The three Abrahamic religions (Judaism, Christianity, and Islam) are all patriarchal in the roles they assign to genders within the family. The husband is the head of the household and calls the shots and the wives and children follow his orders, at least in theory. Women are supposed to bear children (the more the better) and be responsible for taking care of them and for cooking, cleaning, and otherwise maintaining the household. These roles become more pronounced and extreme the more fundamentalist the believers are.
But there is one major difference between ultra-orthodox Christians and Muslims and ultra-orthodox Jews. In the first two, the man is supposed to be the breadwinner of the family and it is preferred that women stay at home. But in the case of ultra-Orthodox Jews known as the haredim, the men are supposed to spend their entire lives studying the Torah, not engaged in gainful employment.
So what about income? Very often, it is the women who are expected to also earn money to support the family (without being relieved of all their other responsibilities) so that the men can continue their full-time studies. In fact, the haredi educational system seems to be designed with this outcome in mind.
Girls have 12 years of religious and secular education, and then two years of job training at seminaries that began about eight years ago adding classes in software engineering, graphics and architecture. Boys aren’t offered secular courses after primary levels, the IMF said in its March 9 report.

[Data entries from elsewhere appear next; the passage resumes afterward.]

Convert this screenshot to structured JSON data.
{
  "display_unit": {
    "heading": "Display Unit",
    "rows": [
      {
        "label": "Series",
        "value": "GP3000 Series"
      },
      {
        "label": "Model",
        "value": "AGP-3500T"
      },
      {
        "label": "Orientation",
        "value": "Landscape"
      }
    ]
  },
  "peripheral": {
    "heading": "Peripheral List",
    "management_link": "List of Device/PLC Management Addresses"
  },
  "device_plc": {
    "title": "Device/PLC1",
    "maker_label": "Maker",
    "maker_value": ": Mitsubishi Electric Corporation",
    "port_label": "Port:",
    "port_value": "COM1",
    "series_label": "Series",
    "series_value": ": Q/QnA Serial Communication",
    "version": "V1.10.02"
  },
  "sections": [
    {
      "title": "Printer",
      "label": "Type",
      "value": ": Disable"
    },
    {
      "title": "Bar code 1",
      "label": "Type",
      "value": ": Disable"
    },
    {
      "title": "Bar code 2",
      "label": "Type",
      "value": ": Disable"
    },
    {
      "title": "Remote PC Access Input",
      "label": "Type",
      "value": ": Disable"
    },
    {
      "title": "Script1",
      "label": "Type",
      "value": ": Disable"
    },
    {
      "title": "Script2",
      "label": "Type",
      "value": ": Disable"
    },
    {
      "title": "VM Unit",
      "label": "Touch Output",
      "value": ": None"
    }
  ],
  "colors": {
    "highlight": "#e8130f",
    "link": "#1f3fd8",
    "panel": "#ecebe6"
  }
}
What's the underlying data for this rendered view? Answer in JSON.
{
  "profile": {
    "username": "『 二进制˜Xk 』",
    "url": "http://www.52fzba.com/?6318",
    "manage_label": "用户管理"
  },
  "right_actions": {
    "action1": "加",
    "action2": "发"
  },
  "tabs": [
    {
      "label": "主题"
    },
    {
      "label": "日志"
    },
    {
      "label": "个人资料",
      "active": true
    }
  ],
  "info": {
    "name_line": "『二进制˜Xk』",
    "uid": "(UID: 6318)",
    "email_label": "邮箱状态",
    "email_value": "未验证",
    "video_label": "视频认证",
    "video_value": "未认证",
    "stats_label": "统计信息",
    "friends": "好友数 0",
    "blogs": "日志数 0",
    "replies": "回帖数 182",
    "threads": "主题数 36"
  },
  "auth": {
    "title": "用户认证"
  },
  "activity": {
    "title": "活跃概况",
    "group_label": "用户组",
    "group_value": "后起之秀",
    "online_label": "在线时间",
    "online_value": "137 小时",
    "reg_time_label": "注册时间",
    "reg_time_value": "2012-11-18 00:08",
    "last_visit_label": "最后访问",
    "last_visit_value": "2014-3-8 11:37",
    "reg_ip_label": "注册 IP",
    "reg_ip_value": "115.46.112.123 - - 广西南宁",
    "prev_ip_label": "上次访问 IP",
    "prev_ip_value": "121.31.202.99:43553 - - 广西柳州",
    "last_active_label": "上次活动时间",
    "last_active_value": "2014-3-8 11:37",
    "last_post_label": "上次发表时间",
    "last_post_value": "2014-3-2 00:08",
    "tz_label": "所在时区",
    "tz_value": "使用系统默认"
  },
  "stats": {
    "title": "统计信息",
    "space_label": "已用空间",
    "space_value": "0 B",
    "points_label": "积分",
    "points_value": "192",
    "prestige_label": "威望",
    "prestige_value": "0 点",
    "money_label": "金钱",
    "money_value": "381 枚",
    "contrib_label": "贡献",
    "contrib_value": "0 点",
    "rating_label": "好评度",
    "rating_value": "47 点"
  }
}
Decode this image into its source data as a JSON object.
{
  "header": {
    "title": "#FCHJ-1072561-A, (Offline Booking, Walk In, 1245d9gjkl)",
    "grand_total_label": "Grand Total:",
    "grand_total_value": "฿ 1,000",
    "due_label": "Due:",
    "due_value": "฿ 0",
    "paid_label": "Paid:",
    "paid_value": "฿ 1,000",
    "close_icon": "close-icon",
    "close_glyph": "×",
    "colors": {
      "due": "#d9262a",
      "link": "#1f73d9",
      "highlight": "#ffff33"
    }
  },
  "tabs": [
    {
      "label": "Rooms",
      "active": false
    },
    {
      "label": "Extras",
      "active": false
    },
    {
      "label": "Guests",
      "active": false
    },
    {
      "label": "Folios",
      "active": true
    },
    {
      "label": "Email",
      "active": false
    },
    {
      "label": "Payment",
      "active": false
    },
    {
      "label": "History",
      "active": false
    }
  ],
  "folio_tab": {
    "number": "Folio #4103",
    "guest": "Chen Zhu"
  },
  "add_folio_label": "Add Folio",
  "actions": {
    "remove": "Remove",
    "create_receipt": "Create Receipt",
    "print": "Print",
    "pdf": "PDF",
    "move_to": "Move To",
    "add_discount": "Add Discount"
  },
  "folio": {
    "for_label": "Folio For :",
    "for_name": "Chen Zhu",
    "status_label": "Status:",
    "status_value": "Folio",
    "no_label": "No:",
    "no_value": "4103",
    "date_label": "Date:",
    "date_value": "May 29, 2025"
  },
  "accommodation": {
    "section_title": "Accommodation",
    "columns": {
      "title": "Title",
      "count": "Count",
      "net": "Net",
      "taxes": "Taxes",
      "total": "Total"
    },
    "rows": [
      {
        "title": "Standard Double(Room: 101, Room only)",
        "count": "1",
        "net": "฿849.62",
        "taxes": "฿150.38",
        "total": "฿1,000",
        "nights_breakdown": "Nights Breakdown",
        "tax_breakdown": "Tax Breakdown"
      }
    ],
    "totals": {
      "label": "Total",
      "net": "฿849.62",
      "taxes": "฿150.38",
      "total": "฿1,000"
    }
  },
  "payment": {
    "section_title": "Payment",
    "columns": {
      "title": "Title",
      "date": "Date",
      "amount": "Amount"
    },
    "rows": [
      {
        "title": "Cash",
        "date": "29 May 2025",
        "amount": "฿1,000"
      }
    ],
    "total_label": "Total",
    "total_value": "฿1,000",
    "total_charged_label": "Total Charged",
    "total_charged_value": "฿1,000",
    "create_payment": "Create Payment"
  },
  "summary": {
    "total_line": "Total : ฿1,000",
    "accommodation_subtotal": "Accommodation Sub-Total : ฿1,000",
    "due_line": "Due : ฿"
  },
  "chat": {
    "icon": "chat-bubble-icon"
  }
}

In other words, all that the men are actually qualified to do is further study of the Torah, since the religion-heavy education they receive makes them unqualified to do most jobs, while the women get an education with an eye to them entering the job market. Why having to shoulder all these burdens does not take a massive toll on women and result in burnout at an early age baffles me. What is interesting is that the very fact that they have jobs should make it easier for the haredi women to walk away from this situation if they find it unbearable, unlike Christian and Muslim women in fundamentalist families who have no financial independence. I don’t know what the statistics are for haredi women leaving but these are very tightly knit communities and the psychological barriers to leaving may be strong enough to keep them from doing so, however intolerable they find their daily lives.
Not surprisingly, this practice has resulted in haredi families having high rates of poverty. This is true for haredi families worldwide but the effects are most pronounced in Israel, where the numbers of haredi is large and growing rapidly.
While the ultra-Orthodox make up about 8 percent to 10 percent of the population, they will represent 17 percent of working-age Israelis in 20 years because of their high birth rate, according to the bank. By the late 2050s they will account for a quarter of the population, a March 9 IMF report found.
The ultra-orthodox, along with Arab-Israelis, have the lowest labor participation and highest poverty rates in Israel.
This is causing a major drag on the economy since the government of Israel has to step in to support these families.
Tucker said seminary students get monthly stipends from the government of about 800 shekels ($200) in addition to as much as 1,200 shekels a month distributed by seminaries to married students from money raised through donations. The families also benefit from government child subsidies of as much as 300 shekels per child.
It turns out, though, that there is an additional benefit for the men in Israel to be permanent students of the Torah. By law, all men have to serve in the military when they turn 18 but yeshiva students are exempt as long as they stay in the seminary. The haredim are politically powerful and successive governments have pandered to them and Matti Friedman describes how as their numbers rise, this sense that the haredi are parasites on the rest of Israeli society is causing considerable stress and demands that something must change
Like most very religious people, the haredi have a deep sense of self-righteousness and do not in the least see themselves as moochers. A haredi member of the Knesset said that any man who works for a living instead of spending all his time studying the Torah is not really a haredi. In fact, they say that it is only their devotion to full time prayer and study that is protecting the nation and that the rest of the country, far from criticizing them, should be grateful, as evidenced in an interview on an Israeli TV news program.
“We are keeping you alive and supporting you! It is not you who sustains us, as you believe,” [Rabbi Menachem] Blau insisted, meaning haredi Torah study and prayer were the only reasons Israel exists and thrives, and that non-haredi Israelis should be fawning at the feet of haredi Torah scholars and yeshiva students because of it.
But not all of them felt that they were saving the nation by spending al their time on religious studies.
Then Channel 10 got a random haredi man to speak on camera.
“I want to milk the state, because if I do not take the money it goes to the Bedouins or elsewhere. The government has stolen our budgets and gives us nothing,” the haredi man said.
Given that this idea that men must forgo work and spend all their time studying their religious texts is not present in the sister religions of Christianity and Islam, it would be interesting to find out how and when that idea came about and managed to convince a significant number of Jews.
The idea of living the life of an ascetic dependent on the charity of others is also found in Christianity, Buddhism, and Hinduism (I don’t know about Islam) but those numbers are very few and those people renounce the world and all its attachments (including their families), while the haredi seem to want to have it both ways, be part of the world and yet not contribute to it.